Task:
Look through the data below and show every line that includes "mention".

Given records:
- Opening Delimiter -

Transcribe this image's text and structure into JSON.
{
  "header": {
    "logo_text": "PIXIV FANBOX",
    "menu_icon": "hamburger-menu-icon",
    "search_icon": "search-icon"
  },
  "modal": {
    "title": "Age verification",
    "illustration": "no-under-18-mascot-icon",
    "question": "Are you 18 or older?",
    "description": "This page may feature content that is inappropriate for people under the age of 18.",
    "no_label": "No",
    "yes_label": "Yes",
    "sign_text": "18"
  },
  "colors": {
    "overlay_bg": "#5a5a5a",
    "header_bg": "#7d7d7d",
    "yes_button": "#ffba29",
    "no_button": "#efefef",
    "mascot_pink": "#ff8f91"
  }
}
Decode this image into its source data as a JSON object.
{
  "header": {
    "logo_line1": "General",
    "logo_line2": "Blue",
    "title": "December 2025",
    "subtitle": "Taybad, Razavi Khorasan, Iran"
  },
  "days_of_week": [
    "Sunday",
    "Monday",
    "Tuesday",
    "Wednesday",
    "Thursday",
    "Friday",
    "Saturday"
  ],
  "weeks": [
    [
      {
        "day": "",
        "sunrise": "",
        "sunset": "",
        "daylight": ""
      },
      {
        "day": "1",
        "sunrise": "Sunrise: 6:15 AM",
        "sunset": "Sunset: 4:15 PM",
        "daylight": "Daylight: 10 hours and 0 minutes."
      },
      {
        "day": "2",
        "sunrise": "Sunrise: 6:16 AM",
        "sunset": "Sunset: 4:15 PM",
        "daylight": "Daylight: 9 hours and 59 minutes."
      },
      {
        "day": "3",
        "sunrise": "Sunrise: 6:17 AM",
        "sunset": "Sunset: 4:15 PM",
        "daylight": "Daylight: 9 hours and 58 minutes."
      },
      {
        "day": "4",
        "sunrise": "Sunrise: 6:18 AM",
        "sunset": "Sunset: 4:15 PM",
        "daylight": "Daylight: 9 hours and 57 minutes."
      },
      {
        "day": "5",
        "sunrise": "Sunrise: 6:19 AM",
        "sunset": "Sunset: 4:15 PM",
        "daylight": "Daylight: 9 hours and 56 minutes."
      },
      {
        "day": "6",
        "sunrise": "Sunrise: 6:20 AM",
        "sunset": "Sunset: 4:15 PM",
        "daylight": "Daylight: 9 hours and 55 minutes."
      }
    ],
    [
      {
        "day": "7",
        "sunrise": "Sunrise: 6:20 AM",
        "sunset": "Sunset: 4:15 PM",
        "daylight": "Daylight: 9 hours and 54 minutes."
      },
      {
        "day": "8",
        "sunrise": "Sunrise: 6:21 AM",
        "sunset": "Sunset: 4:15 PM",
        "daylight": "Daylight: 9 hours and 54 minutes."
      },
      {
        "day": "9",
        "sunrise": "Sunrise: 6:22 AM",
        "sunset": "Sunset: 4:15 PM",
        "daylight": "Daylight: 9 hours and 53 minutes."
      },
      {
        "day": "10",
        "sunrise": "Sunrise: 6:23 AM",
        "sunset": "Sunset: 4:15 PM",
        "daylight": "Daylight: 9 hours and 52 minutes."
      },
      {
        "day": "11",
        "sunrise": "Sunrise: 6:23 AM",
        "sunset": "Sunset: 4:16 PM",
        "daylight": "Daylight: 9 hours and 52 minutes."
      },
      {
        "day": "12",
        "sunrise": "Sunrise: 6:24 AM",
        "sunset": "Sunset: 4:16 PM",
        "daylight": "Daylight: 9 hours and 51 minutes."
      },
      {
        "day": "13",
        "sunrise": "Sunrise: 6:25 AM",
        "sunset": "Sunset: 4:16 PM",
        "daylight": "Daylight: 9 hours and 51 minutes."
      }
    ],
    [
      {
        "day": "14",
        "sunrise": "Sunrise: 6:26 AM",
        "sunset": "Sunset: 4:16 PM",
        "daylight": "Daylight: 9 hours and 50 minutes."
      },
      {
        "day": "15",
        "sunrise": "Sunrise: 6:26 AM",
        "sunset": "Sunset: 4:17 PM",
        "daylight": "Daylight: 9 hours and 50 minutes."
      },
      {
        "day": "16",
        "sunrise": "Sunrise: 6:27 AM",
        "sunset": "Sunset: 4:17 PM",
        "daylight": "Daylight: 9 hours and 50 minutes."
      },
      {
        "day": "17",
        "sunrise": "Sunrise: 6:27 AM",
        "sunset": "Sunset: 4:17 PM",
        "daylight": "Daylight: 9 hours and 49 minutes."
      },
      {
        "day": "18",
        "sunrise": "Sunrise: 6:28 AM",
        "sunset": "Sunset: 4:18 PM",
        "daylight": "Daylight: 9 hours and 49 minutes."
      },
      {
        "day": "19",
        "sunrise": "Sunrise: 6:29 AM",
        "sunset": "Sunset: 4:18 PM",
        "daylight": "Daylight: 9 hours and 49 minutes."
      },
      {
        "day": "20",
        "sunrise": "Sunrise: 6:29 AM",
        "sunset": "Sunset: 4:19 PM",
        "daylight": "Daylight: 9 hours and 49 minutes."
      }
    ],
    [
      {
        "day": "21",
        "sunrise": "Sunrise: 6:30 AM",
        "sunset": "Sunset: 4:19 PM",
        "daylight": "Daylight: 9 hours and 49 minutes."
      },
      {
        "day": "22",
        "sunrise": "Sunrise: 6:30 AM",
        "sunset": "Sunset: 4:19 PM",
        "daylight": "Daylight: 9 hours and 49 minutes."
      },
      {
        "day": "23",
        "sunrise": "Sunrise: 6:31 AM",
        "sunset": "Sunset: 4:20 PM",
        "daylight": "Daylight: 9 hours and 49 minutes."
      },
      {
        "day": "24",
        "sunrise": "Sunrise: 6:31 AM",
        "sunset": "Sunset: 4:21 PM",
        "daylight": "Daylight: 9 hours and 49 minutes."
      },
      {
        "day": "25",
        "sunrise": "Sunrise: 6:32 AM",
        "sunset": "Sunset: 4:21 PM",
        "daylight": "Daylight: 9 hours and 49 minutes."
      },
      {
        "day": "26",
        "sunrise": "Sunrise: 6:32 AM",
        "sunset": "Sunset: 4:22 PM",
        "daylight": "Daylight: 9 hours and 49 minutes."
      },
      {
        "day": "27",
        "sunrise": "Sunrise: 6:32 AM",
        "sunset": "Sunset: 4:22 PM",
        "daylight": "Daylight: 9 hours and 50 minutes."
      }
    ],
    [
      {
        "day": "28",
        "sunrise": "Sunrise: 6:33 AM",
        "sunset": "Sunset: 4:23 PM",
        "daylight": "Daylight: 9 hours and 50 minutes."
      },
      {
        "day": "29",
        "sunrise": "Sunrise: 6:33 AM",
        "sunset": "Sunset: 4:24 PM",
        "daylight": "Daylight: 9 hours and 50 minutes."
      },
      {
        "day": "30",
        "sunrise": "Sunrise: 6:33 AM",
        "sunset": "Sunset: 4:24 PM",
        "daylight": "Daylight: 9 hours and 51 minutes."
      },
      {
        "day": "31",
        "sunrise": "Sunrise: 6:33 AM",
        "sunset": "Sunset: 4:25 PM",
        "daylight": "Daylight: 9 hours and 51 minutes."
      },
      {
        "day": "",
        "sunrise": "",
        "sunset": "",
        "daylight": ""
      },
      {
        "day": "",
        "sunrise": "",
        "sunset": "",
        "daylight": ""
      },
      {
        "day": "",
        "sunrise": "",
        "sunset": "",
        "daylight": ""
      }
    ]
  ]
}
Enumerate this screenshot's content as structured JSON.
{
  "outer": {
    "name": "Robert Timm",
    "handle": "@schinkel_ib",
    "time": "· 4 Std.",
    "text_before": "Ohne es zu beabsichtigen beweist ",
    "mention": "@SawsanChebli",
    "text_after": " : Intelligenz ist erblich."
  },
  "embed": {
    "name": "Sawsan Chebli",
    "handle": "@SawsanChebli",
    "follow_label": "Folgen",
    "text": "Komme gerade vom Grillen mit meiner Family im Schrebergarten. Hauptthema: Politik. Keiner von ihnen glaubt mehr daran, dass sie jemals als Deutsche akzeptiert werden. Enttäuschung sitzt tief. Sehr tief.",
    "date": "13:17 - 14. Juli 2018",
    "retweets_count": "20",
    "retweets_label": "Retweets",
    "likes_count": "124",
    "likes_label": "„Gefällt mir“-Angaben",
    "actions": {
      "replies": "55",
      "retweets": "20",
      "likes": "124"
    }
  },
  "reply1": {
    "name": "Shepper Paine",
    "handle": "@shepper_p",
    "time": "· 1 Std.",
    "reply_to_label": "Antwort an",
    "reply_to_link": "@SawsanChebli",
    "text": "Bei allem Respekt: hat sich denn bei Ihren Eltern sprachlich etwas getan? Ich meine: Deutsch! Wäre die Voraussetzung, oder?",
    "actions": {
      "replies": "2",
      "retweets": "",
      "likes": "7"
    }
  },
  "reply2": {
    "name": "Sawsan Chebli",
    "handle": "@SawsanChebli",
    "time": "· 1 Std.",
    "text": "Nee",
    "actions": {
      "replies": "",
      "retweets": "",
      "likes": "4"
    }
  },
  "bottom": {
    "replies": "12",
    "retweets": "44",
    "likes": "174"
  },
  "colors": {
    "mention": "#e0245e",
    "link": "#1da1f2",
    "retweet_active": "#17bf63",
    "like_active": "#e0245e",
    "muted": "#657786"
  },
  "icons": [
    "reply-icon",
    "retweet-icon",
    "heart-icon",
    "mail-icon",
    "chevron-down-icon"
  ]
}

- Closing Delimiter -

Exercise result:
    "mention": "@SawsanChebli",
    "mention": "#e0245e",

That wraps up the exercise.